Read More Show Less

A number of supermarkets across the country have voluntarily issued a recall on sushi, salads and spring rolls distributed by Fuji Food Products due to a possible listeria contamination, as CBS News reported.

Read More Show Less
Sponsored
Birds eye view of beach in Green Bowl Beach, Indonesia pictured above, a country who's capital city is faced with the daunting task of moving its capital city of Jakarta because of sea level rise. Tadyanehondo / Unsplash

If you read a lot of news about the climate crisis, you probably have encountered lots of numbers: We can save hundreds of millions of people from poverty by 2050 by limiting global warming to 1.5 degrees Celsius above pre-industrial levels, but policies currently in place put us on track for a more than three degree increase; sea levels could rise three feet by 2100 if emissions aren't reduced.

Read More Show Less
A U.S. Border Patrol agent gathers personal effects from immigrants before they are transferred to a McAllen processing center on July 02, 2019 in Los Ebanos, Texas. John Moore / Getty Images

Poverty and violence in Central America are major factors driving migration to the United States. But there's another force that's often overlooked: climate change.

Retired Lt. Cmdr. Oliver Leighton Barrett is with the Center for Climate and Security. He says that in Guatemala, Honduras and El Salvador, crime and poor economic conditions have long led to instability.

"And when you combine that with protracted drought," he says, "it's just a stressor that makes everything worse."

Barrett says that with crops failing, many people have fled their homes.

"These folks are leaving not because they're opportunists," he says, "but because they are in survival mode. You have people that are legitimate refugees."

So Barrett supports allocating foreign aid to programs that help people in drought-ridden areas adapt to climate change.

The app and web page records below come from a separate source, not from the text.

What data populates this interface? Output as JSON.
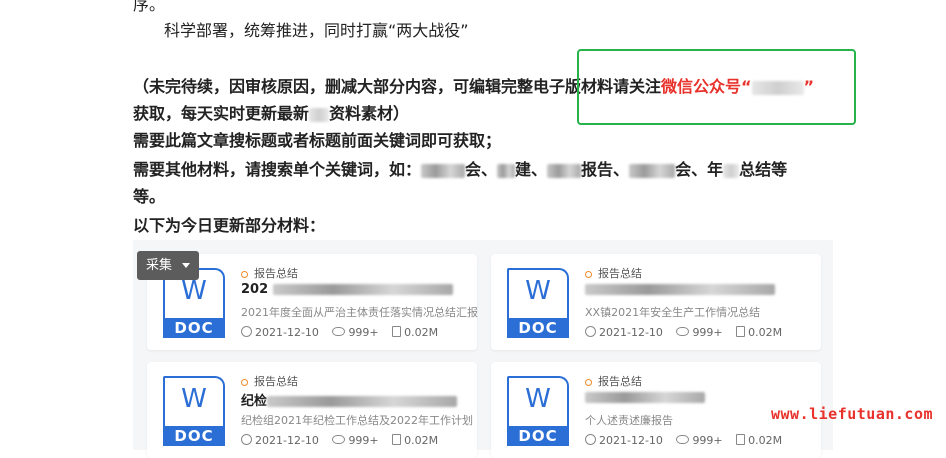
{
  "article": {
    "line_prev_tail": "序。",
    "line_1": "科学部署，统筹推进，同时打赢“两大战役”",
    "notice_prefix": "（未完待续，因审核原因，删减大部分内容，可编辑完整电子版材料请关注",
    "notice_highlight": "微信公众号“",
    "notice_highlight_end": "”",
    "notice_line2_a": "获取，每天实时更新最新",
    "notice_line2_b": "资料素材）",
    "line_search": "需要此篇文章搜标题或者标题前面关键词即可获取；",
    "line_other_a": "需要其他材料，请搜索单个关键词，如：",
    "line_other_b": "会、",
    "line_other_c": "建、",
    "line_other_d": "报告、",
    "line_other_e": "会、年",
    "line_other_f": "总结等",
    "line_other_tail": "等。",
    "line_today": "以下为今日更新部分材料："
  },
  "collect_button": {
    "label": "采集"
  },
  "cards": [
    {
      "icon_top": "W",
      "icon_band": "DOC",
      "tag": "报告总结",
      "title_prefix": "202",
      "subtitle": "2021年度全面从严治主体责任落实情况总结汇报",
      "date": "2021-12-10",
      "views": "999+",
      "size": "0.02M"
    },
    {
      "icon_top": "W",
      "icon_band": "DOC",
      "tag": "报告总结",
      "title_prefix": "",
      "subtitle": "XX镇2021年安全生产工作情况总结",
      "date": "2021-12-10",
      "views": "999+",
      "size": "0.02M"
    },
    {
      "icon_top": "W",
      "icon_band": "DOC",
      "tag": "报告总结",
      "title_prefix": "纪检",
      "subtitle": "纪检组2021年纪检工作总结及2022年工作计划",
      "date": "2021-12-10",
      "views": "999+",
      "size": "0.02M"
    },
    {
      "icon_top": "W",
      "icon_band": "DOC",
      "tag": "报告总结",
      "title_prefix": "",
      "subtitle": "个人述责述廉报告",
      "date": "2021-12-10",
      "views": "999+",
      "size": "0.02M"
    }
  ],
  "watermark": "www.liefutuan.com",
  "colors": {
    "accent_red": "#e8322b",
    "highlight_box": "#27b34a",
    "doc_blue": "#2b6fd6"
  },
  "icons": [
    "word-doc-icon",
    "tag-dot-icon",
    "clock-icon",
    "eye-icon",
    "file-icon",
    "caret-down-icon"
  ]
}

"There are nonprofits that are operating in those countries that have great ideas in terms of teaching farmers to use the land better, to harvest water better, to use different variety of crops that are more resilient to drought conditions," he says. "Those are the kinds of programs I think are needed."

So he says the best way to reduce the number of climate change migrants is to help people thrive in their home countries.

Reporting credit: Deborah Jian Lee / ChavoBart Digital Media.

Reposted with permission from Yale Climate Connections.

Chris Pratt arrives to the Los Angeles premiere of "Jurassic World: Fallen Kingdom" on June 12, 2018 in Los Angeles, California. Michael Tran / FilmMagic / Getty Images

Chris Pratt was called out on social media by Game of Thrones star Jason Momoa after Pratt posted an image "low key flexing" with a single-use plastic water bottle.

Read More Show Less